----- EXERCISE MATERIALS -----

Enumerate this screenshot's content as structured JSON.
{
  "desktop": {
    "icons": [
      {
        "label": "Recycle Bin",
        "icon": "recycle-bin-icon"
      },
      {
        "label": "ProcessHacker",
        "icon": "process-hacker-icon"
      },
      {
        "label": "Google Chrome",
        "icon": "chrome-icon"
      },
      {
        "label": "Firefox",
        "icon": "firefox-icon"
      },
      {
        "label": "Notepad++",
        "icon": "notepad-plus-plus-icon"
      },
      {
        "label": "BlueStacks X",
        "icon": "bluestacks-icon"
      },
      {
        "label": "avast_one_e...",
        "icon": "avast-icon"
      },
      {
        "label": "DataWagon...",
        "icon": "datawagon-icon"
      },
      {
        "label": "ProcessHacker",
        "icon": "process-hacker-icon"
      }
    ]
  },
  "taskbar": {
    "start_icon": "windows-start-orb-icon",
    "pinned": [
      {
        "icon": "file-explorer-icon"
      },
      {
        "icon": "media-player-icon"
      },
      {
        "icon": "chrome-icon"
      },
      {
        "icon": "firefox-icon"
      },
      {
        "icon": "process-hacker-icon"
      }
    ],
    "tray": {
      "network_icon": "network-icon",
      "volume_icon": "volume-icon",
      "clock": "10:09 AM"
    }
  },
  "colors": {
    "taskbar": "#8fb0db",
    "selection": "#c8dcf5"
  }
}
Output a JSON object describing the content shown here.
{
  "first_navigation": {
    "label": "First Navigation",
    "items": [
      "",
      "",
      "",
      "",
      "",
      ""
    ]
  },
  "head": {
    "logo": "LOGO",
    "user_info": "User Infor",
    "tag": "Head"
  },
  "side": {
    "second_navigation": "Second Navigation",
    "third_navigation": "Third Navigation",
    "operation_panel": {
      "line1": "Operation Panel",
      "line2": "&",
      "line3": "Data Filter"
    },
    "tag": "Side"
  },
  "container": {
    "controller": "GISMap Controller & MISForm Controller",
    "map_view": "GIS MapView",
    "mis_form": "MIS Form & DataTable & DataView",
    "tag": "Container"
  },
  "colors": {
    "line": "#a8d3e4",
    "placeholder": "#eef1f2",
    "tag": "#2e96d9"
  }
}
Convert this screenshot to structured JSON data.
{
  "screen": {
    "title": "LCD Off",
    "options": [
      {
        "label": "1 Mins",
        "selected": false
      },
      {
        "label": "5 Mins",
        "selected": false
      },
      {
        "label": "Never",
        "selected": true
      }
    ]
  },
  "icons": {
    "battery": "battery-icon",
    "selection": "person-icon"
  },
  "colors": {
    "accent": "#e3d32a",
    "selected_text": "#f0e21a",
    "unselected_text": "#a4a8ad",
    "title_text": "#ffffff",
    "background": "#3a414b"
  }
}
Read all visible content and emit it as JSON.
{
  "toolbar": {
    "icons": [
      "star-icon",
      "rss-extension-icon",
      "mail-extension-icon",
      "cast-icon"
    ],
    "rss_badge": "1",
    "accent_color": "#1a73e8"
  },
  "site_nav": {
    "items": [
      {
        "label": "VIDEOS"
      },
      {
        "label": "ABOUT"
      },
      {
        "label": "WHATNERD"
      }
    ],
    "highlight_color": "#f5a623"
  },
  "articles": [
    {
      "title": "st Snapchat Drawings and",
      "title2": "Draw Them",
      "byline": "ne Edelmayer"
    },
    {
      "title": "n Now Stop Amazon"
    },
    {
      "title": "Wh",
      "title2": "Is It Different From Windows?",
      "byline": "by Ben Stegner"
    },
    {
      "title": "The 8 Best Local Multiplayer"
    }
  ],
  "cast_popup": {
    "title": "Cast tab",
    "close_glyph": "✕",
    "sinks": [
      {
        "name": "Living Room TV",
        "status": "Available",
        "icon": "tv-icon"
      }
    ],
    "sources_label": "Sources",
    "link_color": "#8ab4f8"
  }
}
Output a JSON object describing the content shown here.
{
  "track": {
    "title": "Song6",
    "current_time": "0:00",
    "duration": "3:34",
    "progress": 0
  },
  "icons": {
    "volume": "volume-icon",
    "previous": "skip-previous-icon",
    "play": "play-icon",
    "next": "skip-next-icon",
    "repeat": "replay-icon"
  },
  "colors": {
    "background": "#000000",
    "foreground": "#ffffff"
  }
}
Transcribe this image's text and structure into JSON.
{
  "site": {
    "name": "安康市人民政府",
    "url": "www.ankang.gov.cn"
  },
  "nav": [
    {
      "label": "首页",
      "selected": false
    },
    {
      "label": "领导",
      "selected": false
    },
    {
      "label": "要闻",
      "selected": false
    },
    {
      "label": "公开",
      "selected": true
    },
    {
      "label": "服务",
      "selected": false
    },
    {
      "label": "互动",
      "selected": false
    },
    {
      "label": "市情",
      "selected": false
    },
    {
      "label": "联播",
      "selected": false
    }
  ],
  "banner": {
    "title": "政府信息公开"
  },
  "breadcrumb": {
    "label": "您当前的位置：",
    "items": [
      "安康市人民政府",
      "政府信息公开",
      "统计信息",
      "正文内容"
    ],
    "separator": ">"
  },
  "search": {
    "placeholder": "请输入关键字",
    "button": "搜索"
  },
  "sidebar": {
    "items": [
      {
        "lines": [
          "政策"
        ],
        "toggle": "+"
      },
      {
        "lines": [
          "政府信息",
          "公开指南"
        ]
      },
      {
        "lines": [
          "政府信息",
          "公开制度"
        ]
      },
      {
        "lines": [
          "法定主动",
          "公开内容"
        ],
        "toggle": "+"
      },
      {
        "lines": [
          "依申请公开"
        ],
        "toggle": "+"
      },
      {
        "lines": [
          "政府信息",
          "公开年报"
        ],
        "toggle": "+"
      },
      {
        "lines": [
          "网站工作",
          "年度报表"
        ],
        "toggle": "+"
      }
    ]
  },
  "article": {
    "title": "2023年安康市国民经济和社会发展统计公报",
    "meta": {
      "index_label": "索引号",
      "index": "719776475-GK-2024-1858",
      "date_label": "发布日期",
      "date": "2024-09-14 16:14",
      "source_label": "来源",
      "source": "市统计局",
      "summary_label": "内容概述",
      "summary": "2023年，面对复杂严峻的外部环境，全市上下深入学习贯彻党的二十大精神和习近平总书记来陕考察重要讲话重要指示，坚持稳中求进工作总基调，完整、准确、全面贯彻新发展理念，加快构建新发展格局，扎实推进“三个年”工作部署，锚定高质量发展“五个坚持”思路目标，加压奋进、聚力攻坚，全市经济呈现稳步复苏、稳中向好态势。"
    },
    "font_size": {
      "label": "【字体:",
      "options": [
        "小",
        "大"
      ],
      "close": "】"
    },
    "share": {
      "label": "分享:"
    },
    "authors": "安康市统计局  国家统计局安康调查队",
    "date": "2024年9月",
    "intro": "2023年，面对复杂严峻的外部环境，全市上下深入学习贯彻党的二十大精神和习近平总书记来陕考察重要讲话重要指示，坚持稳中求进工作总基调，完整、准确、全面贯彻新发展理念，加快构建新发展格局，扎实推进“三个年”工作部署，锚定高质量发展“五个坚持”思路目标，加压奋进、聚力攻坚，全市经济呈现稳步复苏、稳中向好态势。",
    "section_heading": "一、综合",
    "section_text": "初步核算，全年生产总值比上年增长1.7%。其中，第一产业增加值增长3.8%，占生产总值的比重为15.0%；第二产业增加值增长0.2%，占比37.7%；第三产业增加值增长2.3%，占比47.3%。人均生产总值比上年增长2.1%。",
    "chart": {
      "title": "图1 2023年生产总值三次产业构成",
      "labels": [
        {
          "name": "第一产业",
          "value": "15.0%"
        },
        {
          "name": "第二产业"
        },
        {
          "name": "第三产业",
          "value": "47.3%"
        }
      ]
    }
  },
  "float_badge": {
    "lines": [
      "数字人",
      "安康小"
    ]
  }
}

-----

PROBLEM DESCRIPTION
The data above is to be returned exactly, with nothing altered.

RESPONSE TO THIS TASK
Enumerate this screenshot's content as structured JSON.
{
  "desktop": {
    "icons": [
      {
        "label": "Recycle Bin",
        "icon": "recycle-bin-icon"
      },
      {
        "label": "ProcessHacker",
        "icon": "process-hacker-icon"
      },
      {
        "label": "Google Chrome",
        "icon": "chrome-icon"
      },
      {
        "label": "Firefox",
        "icon": "firefox-icon"
      },
      {
        "label": "Notepad++",
        "icon": "notepad-plus-plus-icon"
      },
      {
        "label": "BlueStacks X",
        "icon": "bluestacks-icon"
      },
      {
        "label": "avast_one_e...",
        "icon": "avast-icon"
      },
      {
        "label": "DataWagon...",
        "icon": "datawagon-icon"
      },
      {
        "label": "ProcessHacker",
        "icon": "process-hacker-icon"
      }
    ]
  },
  "taskbar": {
    "start_icon": "windows-start-orb-icon",
    "pinned": [
      {
        "icon": "file-explorer-icon"
      },
      {
        "icon": "media-player-icon"
      },
      {
        "icon": "chrome-icon"
      },
      {
        "icon": "firefox-icon"
      },
      {
        "icon": "process-hacker-icon"
      }
    ],
    "tray": {
      "network_icon": "network-icon",
      "volume_icon": "volume-icon",
      "clock": "10:09 AM"
    }
  },
  "colors": {
    "taskbar": "#8fb0db",
    "selection": "#c8dcf5"
  }
}
Output a JSON object describing the content shown here.
{
  "first_navigation": {
    "label": "First Navigation",
    "items": [
      "",
      "",
      "",
      "",
      "",
      ""
    ]
  },
  "head": {
    "logo": "LOGO",
    "user_info": "User Infor",
    "tag": "Head"
  },
  "side": {
    "second_navigation": "Second Navigation",
    "third_navigation": "Third Navigation",
    "operation_panel": {
      "line1": "Operation Panel",
      "line2": "&",
      "line3": "Data Filter"
    },
    "tag": "Side"
  },
  "container": {
    "controller": "GISMap Controller & MISForm Controller",
    "map_view": "GIS MapView",
    "mis_form": "MIS Form & DataTable & DataView",
    "tag": "Container"
  },
  "colors": {
    "line": "#a8d3e4",
    "placeholder": "#eef1f2",
    "tag": "#2e96d9"
  }
}
Convert this screenshot to structured JSON data.
{
  "screen": {
    "title": "LCD Off",
    "options": [
      {
        "label": "1 Mins",
        "selected": false
      },
      {
        "label": "5 Mins",
        "selected": false
      },
      {
        "label": "Never",
        "selected": true
      }
    ]
  },
  "icons": {
    "battery": "battery-icon",
    "selection": "person-icon"
  },
  "colors": {
    "accent": "#e3d32a",
    "selected_text": "#f0e21a",
    "unselected_text": "#a4a8ad",
    "title_text": "#ffffff",
    "background": "#3a414b"
  }
}
Read all visible content and emit it as JSON.
{
  "toolbar": {
    "icons": [
      "star-icon",
      "rss-extension-icon",
      "mail-extension-icon",
      "cast-icon"
    ],
    "rss_badge": "1",
    "accent_color": "#1a73e8"
  },
  "site_nav": {
    "items": [
      {
        "label": "VIDEOS"
      },
      {
        "label": "ABOUT"
      },
      {
        "label": "WHATNERD"
      }
    ],
    "highlight_color": "#f5a623"
  },
  "articles": [
    {
      "title": "st Snapchat Drawings and",
      "title2": "Draw Them",
      "byline": "ne Edelmayer"
    },
    {
      "title": "n Now Stop Amazon"
    },
    {
      "title": "Wh",
      "title2": "Is It Different From Windows?",
      "byline": "by Ben Stegner"
    },
    {
      "title": "The 8 Best Local Multiplayer"
    }
  ],
  "cast_popup": {
    "title": "Cast tab",
    "close_glyph": "✕",
    "sinks": [
      {
        "name": "Living Room TV",
        "status": "Available",
        "icon": "tv-icon"
      }
    ],
    "sources_label": "Sources",
    "link_color": "#8ab4f8"
  }
}
Output a JSON object describing the content shown here.
{
  "track": {
    "title": "Song6",
    "current_time": "0:00",
    "duration": "3:34",
    "progress": 0
  },
  "icons": {
    "volume": "volume-icon",
    "previous": "skip-previous-icon",
    "play": "play-icon",
    "next": "skip-next-icon",
    "repeat": "replay-icon"
  },
  "colors": {
    "background": "#000000",
    "foreground": "#ffffff"
  }
}
Transcribe this image's text and structure into JSON.
{
  "site": {
    "name": "安康市人民政府",
    "url": "www.ankang.gov.cn"
  },
  "nav": [
    {
      "label": "首页",
      "selected": false
    },
    {
      "label": "领导",
      "selected": false
    },
    {
      "label": "要闻",
      "selected": false
    },
    {
      "label": "公开",
      "selected": true
    },
    {
      "label": "服务",
      "selected": false
    },
    {
      "label": "互动",
      "selected": false
    },
    {
      "label": "市情",
      "selected": false
    },
    {
      "label": "联播",
      "selected": false
    }
  ],
  "banner": {
    "title": "政府信息公开"
  },
  "breadcrumb": {
    "label": "您当前的位置：",
    "items": [
      "安康市人民政府",
      "政府信息公开",
      "统计信息",
      "正文内容"
    ],
    "separator": ">"
  },
  "search": {
    "placeholder": "请输入关键字",
    "button": "搜索"
  },
  "sidebar": {
    "items": [
      {
        "lines": [
          "政策"
        ],
        "toggle": "+"
      },
      {
        "lines": [
          "政府信息",
          "公开指南"
        ]
      },
      {
        "lines": [
          "政府信息",
          "公开制度"
        ]
      },
      {
        "lines": [
          "法定主动",
          "公开内容"
        ],
        "toggle": "+"
      },
      {
        "lines": [
          "依申请公开"
        ],
        "toggle": "+"
      },
      {
        "lines": [
          "政府信息",
          "公开年报"
        ],
        "toggle": "+"
      },
      {
        "lines": [
          "网站工作",
          "年度报表"
        ],
        "toggle": "+"
      }
    ]
  },
  "article": {
    "title": "2023年安康市国民经济和社会发展统计公报",
    "meta": {
      "index_label": "索引号",
      "index": "719776475-GK-2024-1858",
      "date_label": "发布日期",
      "date": "2024-09-14 16:14",
      "source_label": "来源",
      "source": "市统计局",
      "summary_label": "内容概述",
      "summary": "2023年，面对复杂严峻的外部环境，全市上下深入学习贯彻党的二十大精神和习近平总书记来陕考察重要讲话重要指示，坚持稳中求进工作总基调，完整、准确、全面贯彻新发展理念，加快构建新发展格局，扎实推进“三个年”工作部署，锚定高质量发展“五个坚持”思路目标，加压奋进、聚力攻坚，全市经济呈现稳步复苏、稳中向好态势。"
    },
    "font_size": {
      "label": "【字体:",
      "options": [
        "小",
        "大"
      ],
      "close": "】"
    },
    "share": {
      "label": "分享:"
    },
    "authors": "安康市统计局  国家统计局安康调查队",
    "date": "2024年9月",
    "intro": "2023年，面对复杂严峻的外部环境，全市上下深入学习贯彻党的二十大精神和习近平总书记来陕考察重要讲话重要指示，坚持稳中求进工作总基调，完整、准确、全面贯彻新发展理念，加快构建新发展格局，扎实推进“三个年”工作部署，锚定高质量发展“五个坚持”思路目标，加压奋进、聚力攻坚，全市经济呈现稳步复苏、稳中向好态势。",
    "section_heading": "一、综合",
    "section_text": "初步核算，全年生产总值比上年增长1.7%。其中，第一产业增加值增长3.8%，占生产总值的比重为15.0%；第二产业增加值增长0.2%，占比37.7%；第三产业增加值增长2.3%，占比47.3%。人均生产总值比上年增长2.1%。",
    "chart": {
      "title": "图1 2023年生产总值三次产业构成",
      "labels": [
        {
          "name": "第一产业",
          "value": "15.0%"
        },
        {
          "name": "第二产业"
        },
        {
          "name": "第三产业",
          "value": "47.3%"
        }
      ]
    }
  },
  "float_badge": {
    "lines": [
      "数字人",
      "安康小"
    ]
  }
}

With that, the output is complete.